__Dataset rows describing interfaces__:
━━━━━━━━━━━━━━━━━━━━

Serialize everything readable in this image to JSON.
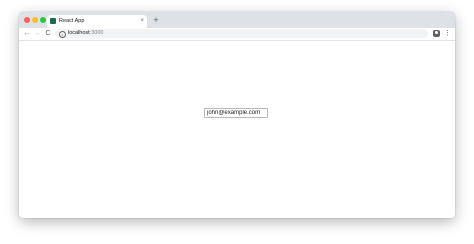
{
  "browser": {
    "tab": {
      "title": "React App",
      "favicon_icon": "react-app-favicon-icon",
      "favicon_color": "#1f6b4a",
      "close_glyph": "×"
    },
    "new_tab_glyph": "+",
    "nav": {
      "back_glyph": "←",
      "forward_glyph": "→",
      "reload_glyph": "C"
    },
    "address": {
      "info_glyph": "i",
      "host": "localhost",
      "port": ":3000"
    },
    "menu_glyph": "⋮"
  },
  "page": {
    "email_input": {
      "value": "john@example.com"
    }
  }
}
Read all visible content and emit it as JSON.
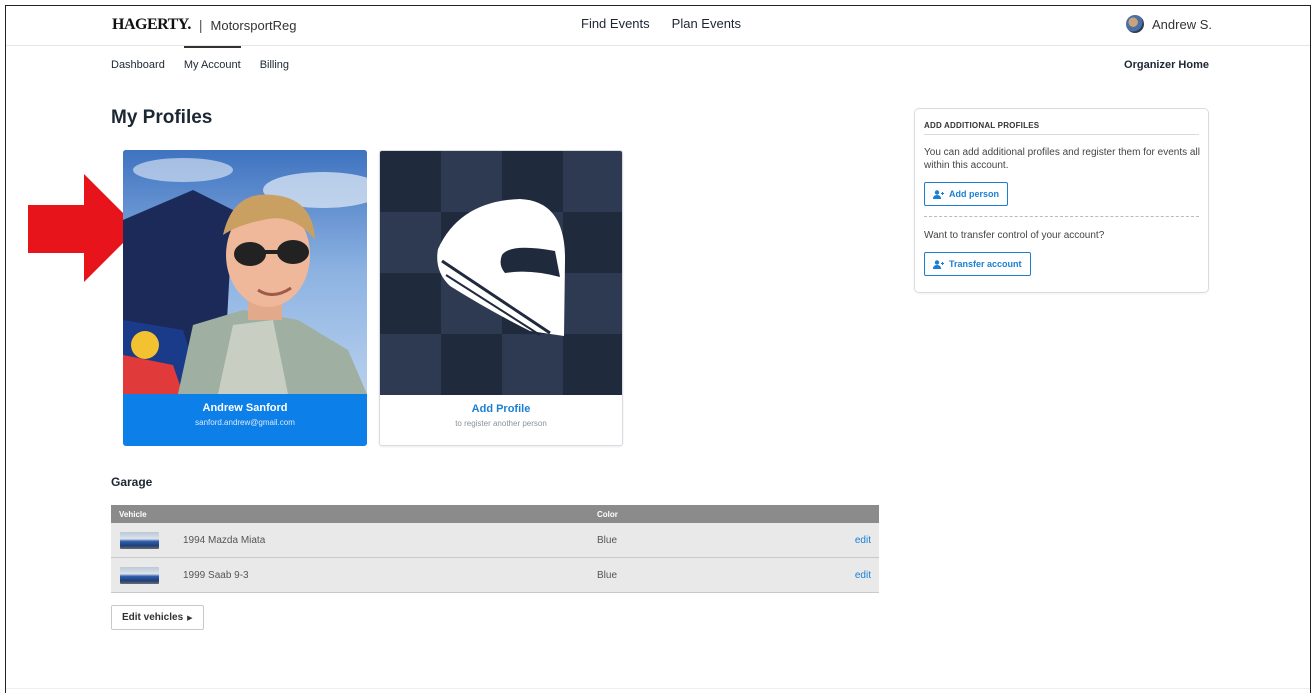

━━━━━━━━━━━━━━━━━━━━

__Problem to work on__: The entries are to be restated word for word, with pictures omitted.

__Reply__:
Serialize everything readable in this image to JSON.
{
  "browser": {
    "tab": {
      "title": "React App",
      "favicon_icon": "react-app-favicon-icon",
      "favicon_color": "#1f6b4a",
      "close_glyph": "×"
    },
    "new_tab_glyph": "+",
    "nav": {
      "back_glyph": "←",
      "forward_glyph": "→",
      "reload_glyph": "C"
    },
    "address": {
      "info_glyph": "i",
      "host": "localhost",
      "port": ":3000"
    },
    "menu_glyph": "⋮"
  },
  "page": {
    "email_input": {
      "value": "john@example.com"
    }
  }
}
Read all visible content and emit it as JSON.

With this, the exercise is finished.